In these difficult economic times, it shouldn't surprise anyone that employers are looking for ways to save money.
These days, most employers show little or no interest in training people to do a job that needs to be done. They want someone with hands–on experience. If the new hire is a little rough around the edges, well, they figure they can soften those edges — and, in the long run, they'll be better off because they hired someone who could step in and be productive from the first day. They didn't have to devote time and money to training.
In this quest for economic efficiency, advanced technology seems to have renewed a desire in business managers to make one–time investments in machines (or software) that can do jobs people have been doing for a long time.
From a purely business, dollars–and–cents perspective, I suppose that is logical. Machines (or software) don't need to be paid. They don't have bills to pay and families to support. They don't mind working overtime or on weekends.
That can work pretty well in some endeavors — but not in others. And my conclusion, based on years of working in the newspaper business, is that it's the kind of solution that tends to appeal to bottom–liners.
For a long time, the way that publications responded to recessions was to cut back on copy editors. Reporters could do their own fact checking, they reasoned. They could check their own spelling and grammar. Well, they could do those things — but most of the time they don't.
And, the reasoning continued, they could perform multiple tasks when on assignment — like taking pictures or shooting videos. They might not have much experience at those things, but just give 'em a camera. Anyone can aim and click, right?
Heck, for that matter, anyone can write. All it amounts to is stringing some words together in sentences — and making sure those annoying little things like spelling words correctly and checking facts are done.
I presume that is the reasoning behind some new software from Narrative Science. Justin Bachman of BusinessWeek reports that Narrative Science's software can take the box score from a game and produce an article that is every bit as good as anything that was written by humans.
To prove the point, Bachman takes articles provided by the sports information departments of two schools that played each other in baseball on April 24 and compares them to an article that was "composed" by the software — and asks the readers which one was generated by a machine.

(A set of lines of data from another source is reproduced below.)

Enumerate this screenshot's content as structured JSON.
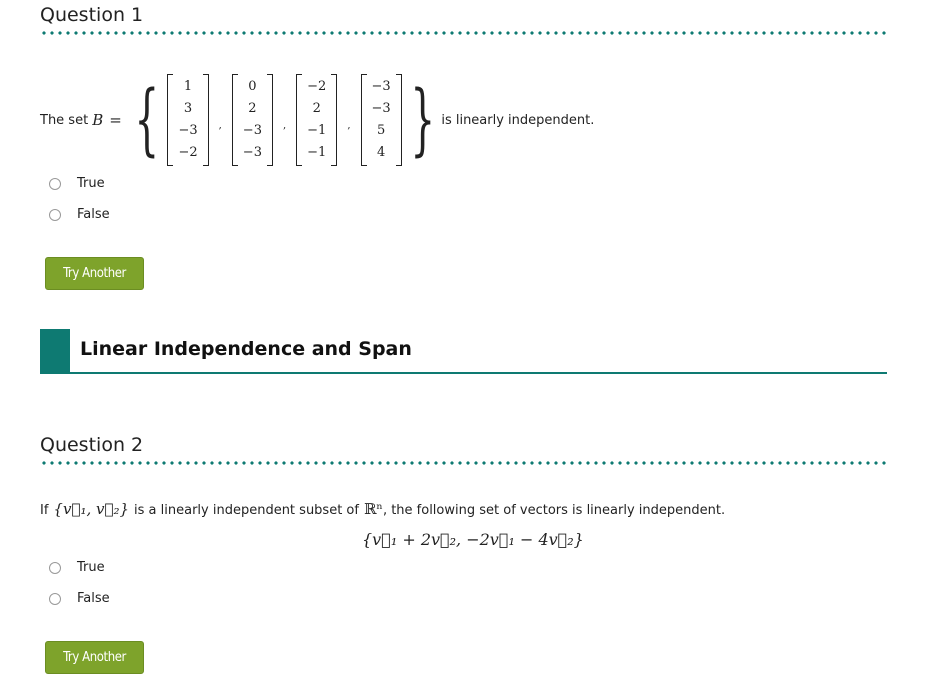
{
  "questions": [
    {
      "title": "Question 1",
      "prompt_prefix": "The set ",
      "set_symbol": "B",
      "equals": "=",
      "vectors": [
        [
          "1",
          "3",
          "−3",
          "−2"
        ],
        [
          "0",
          "2",
          "−3",
          "−3"
        ],
        [
          "−2",
          "2",
          "−1",
          "−1"
        ],
        [
          "−3",
          "−3",
          "5",
          "4"
        ]
      ],
      "prompt_suffix": "is linearly independent.",
      "options": [
        "True",
        "False"
      ],
      "button_label": "Try Another"
    },
    {
      "title": "Question 2",
      "prompt_if": "If",
      "prompt_set": "{v⃗₁, v⃗₂}",
      "prompt_middle": "is a linearly independent subset of",
      "prompt_space": "ℝⁿ",
      "prompt_end": ", the following set of vectors is linearly independent.",
      "display_math": "{v⃗₁ + 2v⃗₂,  −2v⃗₁ − 4v⃗₂}",
      "options": [
        "True",
        "False"
      ],
      "button_label": "Try Another"
    }
  ],
  "section": {
    "title": "Linear Independence and Span",
    "accent_color": "#0e7a72"
  },
  "button_color": "#7ea32b"
}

Then Bachman triumphantly identifies the article that was produced by the software and quotes the software company's CEO: "There's no human author and no human editing. But the stories sound really good."
Now, granted, taking the Joe Friday — "Just the facts, ma'am" — approach works sometimes — and, to the eyes and ears of someone who never studied journalism or worked for a newspaper or a magazine or any other kind of newsgathering organization, the stories may seem adequate. They may even "sound really good" — although Narrative Science acknowledges it is always looking for ways to make the software system "a less bad writer."
"The 1,000th story of a subject is materially better than the first," the company's CEO says. (Perhaps the software's writers should take News Reporting I.)
And, according to the Big Ten's director of new media, it's "less expensive" than hiring beat reporters. So it meets the goal of saving some money.
Nevertheless, in spite of all these benefits, I don't think machines will take the place of general assignment reporters.
Oh, sure, it has its place. I used to work on the sports copy desk of a community newspaper. Space was limited, but the paper had made a commitment, long before I started working there, to print brief articles on Little League and T–ball games. This was something that was mostly done for the parents, who would presumably boost circulation a bit on the days after games were played.
On weekends, there might be a couple of dozen such games, and someone had to go through the statistics of each game and highlight the most crucial ones in a paragraph or two — which also had to include the teams' records and when they were scheduled to play again.
If we had had such software in those days, I suppose we could have fed the information from the games to the computer. It would follow its fill–in–the–blanks article–writing procedure and generate stories on all the games in a fraction of the time a flesh–and–blood person would require.
But what would have been just fine for children's sports would not have been sufficient for the rest of the newspaper's sports coverage.
There was a large university in town, and a staff writer was assigned to cover the sports teams there. When the football team or the basketball team went on the road, the writer went along. Sometimes we had to wait for the writer to finish his story and call the office to dictate it (this was in the days before a writer could transmit a story electronically from a remote location).
But, compared to the "data–intensive" articles that Narrative Science is capable of providing, the articles that were generated by the human tended to be superior. I wouldn't say our writers were even close to perfect, but they could interview players and coaches. They could explore angles that computer software could never come up with on its own.
And their writing skills usually were good enough to give each story a unique flavor — whereas, I suspect, Narrative Science's articles tend to seem formulaic rather quickly.
Bachman concludes that Narrative Science "can make some writing by humans obsolete."
That's probably true of routine writing assignments.
But if you want quotes (and surveys show that most readers do) about big plays or upcoming opponents — or if you want articles that call for dogged reporting on things that coaches and athletic departments may be reluctant to discuss in much detail — the severity of a player's injury, for example, or whether a star athlete is going to face criminal charges for something — computer software won't get the job done for you.
"After tackling sports," Bachman writes, Narrative Science "will move on to medical, financial, and survey data."
Good luck getting that software to explain complex medical and financial subjects in reader–friendly terms.